In light of the above condition, Dr. Pengano handed keys of his car KKO 530B to his friend Rafiki and told him that he should drive it off when he died. Delivering of the subject matter, being the keys, of the gift, being the car, intending the said gift to be owned by Rafiki upon his death satisfies a valid donation mortis causa.
The Property Must Be Capable Of Forming The Subject Matter Of A Donation Mortis Causa.
A valid donation mortis causa should be movable property (which includes any debt secured upon movable or immovable property) which he could otherwise dispose of by will. Property that cannot be disposed of by will cannot be donated. This include but not limited to cheques and promissory notes.

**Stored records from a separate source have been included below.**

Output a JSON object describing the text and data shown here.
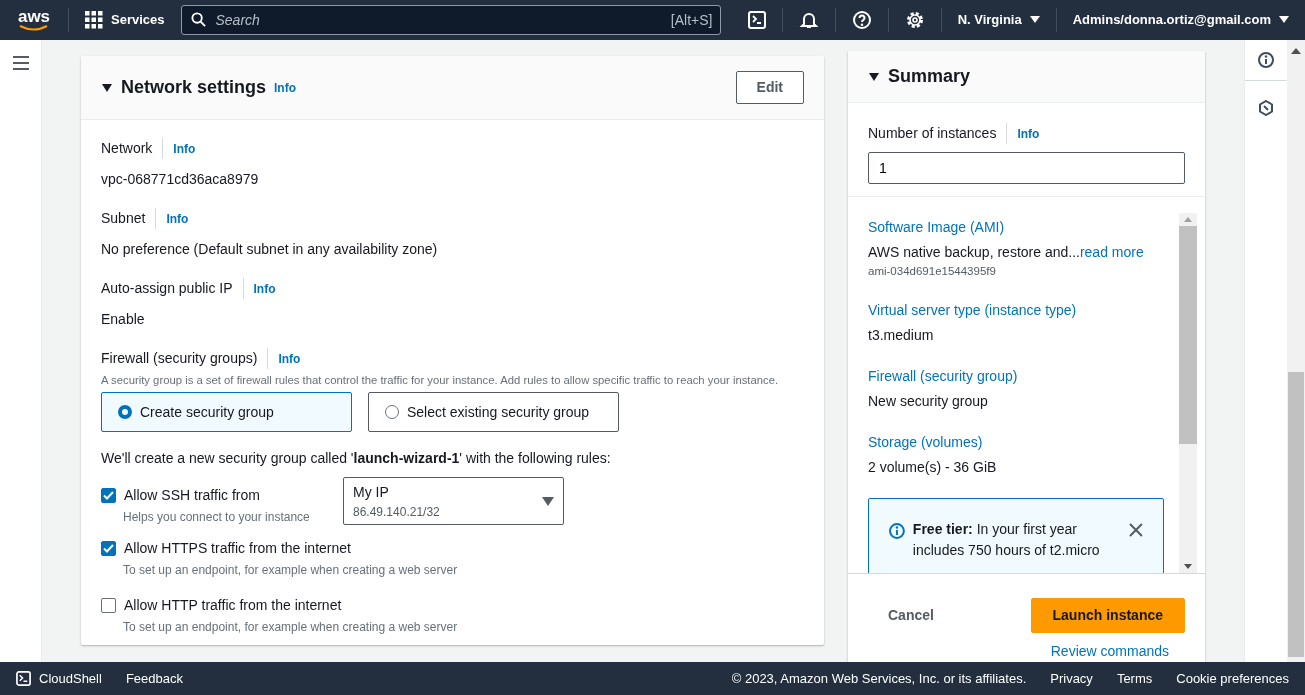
{
  "top_nav": {
    "logo": "aws",
    "services": "Services",
    "search": {
      "placeholder": "Search",
      "shortcut": "[Alt+S]"
    },
    "region": "N. Virginia",
    "account": "Admins/donna.ortiz@gmail.com"
  },
  "network_settings": {
    "expanded": true,
    "title": "Network settings",
    "info": "Info",
    "edit_button": "Edit",
    "fields": [
      {
        "label": "Network",
        "info": "Info",
        "value": "vpc-068771cd36aca8979"
      },
      {
        "label": "Subnet",
        "info": "Info",
        "value": "No preference (Default subnet in any availability zone)"
      },
      {
        "label": "Auto-assign public IP",
        "info": "Info",
        "value": "Enable"
      }
    ],
    "firewall": {
      "label": "Firewall (security groups)",
      "info": "Info",
      "description": "A security group is a set of firewall rules that control the traffic for your instance. Add rules to allow specific traffic to reach your instance.",
      "options": [
        {
          "label": "Create security group",
          "selected": true
        },
        {
          "label": "Select existing security group",
          "selected": false
        }
      ],
      "rules_intro": "We'll create a new security group called '**launch-wizard-1**' with the following rules:",
      "rules": [
        {
          "label": "Allow SSH traffic from",
          "hint": "Helps you connect to your instance",
          "checked": true,
          "source": {
            "value": "My IP",
            "detail": "86.49.140.21/32"
          }
        },
        {
          "label": "Allow HTTPS traffic from the internet",
          "hint": "To set up an endpoint, for example when creating a web server",
          "checked": true
        },
        {
          "label": "Allow HTTP traffic from the internet",
          "hint": "To set up an endpoint, for example when creating a web server",
          "checked": false
        }
      ]
    }
  },
  "summary": {
    "expanded": true,
    "title": "Summary",
    "instances": {
      "label": "Number of instances",
      "info": "Info",
      "value": "1"
    },
    "items": [
      {
        "label": "Software Image (AMI)",
        "value": "AWS native backup, restore and...",
        "link": "read more",
        "detail": "ami-034d691e1544395f9"
      },
      {
        "label": "Virtual server type (instance type)",
        "value": "t3.medium"
      },
      {
        "label": "Firewall (security group)",
        "value": "New security group"
      },
      {
        "label": "Storage (volumes)",
        "value": "2 volume(s) - 36 GiB"
      }
    ],
    "notice": {
      "text": "**Free tier:** In your first year includes 750 hours of t2.micro"
    },
    "cancel_button": "Cancel",
    "launch_button": "Launch instance",
    "review_link": "Review commands"
  },
  "footer": {
    "cloudshell": "CloudShell",
    "feedback": "Feedback",
    "copyright": "© 2023, Amazon Web Services, Inc. or its affiliates.",
    "links": [
      "Privacy",
      "Terms",
      "Cookie preferences"
    ]
  }
}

In Re Beaumont it was held that a cheque cannot form a valid donation mortis causa as it cannot be enforced without consideration.
Dr Pengano having given Rafiki a car that is a movable property makes this gift a valid donation mortis causa.
The car gifted to Rafiki by Dr Pengano satisfies all other conditions of a gift in contemplation of death apart from the first condition. Therefore based on lack of one condition, the gift will fail and therefore there is no valid donation mortis causa.
However, proceedings will be brought against Kora, Dr Pengano’s brother, who drove off with the car. This will be guided by section 45 of the Law of Succession Act which states that anyone who intermeddles with the property of a deceased will be guilty of an offence and liable to imprisonment or a fine or both.
Law of succession Act 2015
Law of succession By Musyoka William
Kenya Law Resource